* _Exercise instructions_:
Check every line below for the word "icon" and copy each one that has it.

[Saved entries]
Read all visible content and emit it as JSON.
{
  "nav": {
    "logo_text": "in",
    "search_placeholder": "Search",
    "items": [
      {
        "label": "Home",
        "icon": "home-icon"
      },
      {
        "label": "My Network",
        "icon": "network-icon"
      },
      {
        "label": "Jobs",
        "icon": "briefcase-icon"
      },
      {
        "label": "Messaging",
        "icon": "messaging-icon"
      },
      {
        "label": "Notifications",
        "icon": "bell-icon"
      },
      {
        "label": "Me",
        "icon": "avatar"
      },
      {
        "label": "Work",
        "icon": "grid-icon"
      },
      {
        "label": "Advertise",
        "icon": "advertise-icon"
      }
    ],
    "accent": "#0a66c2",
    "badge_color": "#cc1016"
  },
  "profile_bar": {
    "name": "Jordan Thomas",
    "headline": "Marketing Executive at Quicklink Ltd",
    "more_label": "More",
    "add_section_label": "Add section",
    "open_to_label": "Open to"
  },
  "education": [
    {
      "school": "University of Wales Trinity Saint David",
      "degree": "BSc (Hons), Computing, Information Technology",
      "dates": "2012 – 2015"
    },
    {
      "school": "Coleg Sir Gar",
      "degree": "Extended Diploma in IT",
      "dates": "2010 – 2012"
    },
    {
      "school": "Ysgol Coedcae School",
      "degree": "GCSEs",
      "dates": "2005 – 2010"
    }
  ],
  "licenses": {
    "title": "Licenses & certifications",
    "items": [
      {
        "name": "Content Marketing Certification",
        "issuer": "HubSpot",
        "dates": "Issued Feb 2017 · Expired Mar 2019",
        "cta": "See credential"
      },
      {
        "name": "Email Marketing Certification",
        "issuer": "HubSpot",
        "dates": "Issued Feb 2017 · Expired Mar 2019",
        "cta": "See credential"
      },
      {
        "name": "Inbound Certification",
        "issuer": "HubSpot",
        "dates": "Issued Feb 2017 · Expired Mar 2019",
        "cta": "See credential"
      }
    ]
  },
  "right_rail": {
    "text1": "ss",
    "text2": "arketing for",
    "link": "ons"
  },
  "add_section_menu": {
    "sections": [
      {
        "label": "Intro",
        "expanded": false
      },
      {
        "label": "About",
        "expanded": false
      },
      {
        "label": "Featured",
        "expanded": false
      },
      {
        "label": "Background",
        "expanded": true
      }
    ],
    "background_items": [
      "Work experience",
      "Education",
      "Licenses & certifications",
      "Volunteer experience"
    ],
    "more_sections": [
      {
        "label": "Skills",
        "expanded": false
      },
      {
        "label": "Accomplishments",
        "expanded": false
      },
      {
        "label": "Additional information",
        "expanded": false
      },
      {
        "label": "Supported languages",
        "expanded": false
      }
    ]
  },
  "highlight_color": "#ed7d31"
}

* _Written solution_:
        "icon": "home-icon"
        "icon": "network-icon"
        "icon": "briefcase-icon"
        "icon": "messaging-icon"
        "icon": "bell-icon"
        "icon": "avatar"
        "icon": "grid-icon"
        "icon": "advertise-icon"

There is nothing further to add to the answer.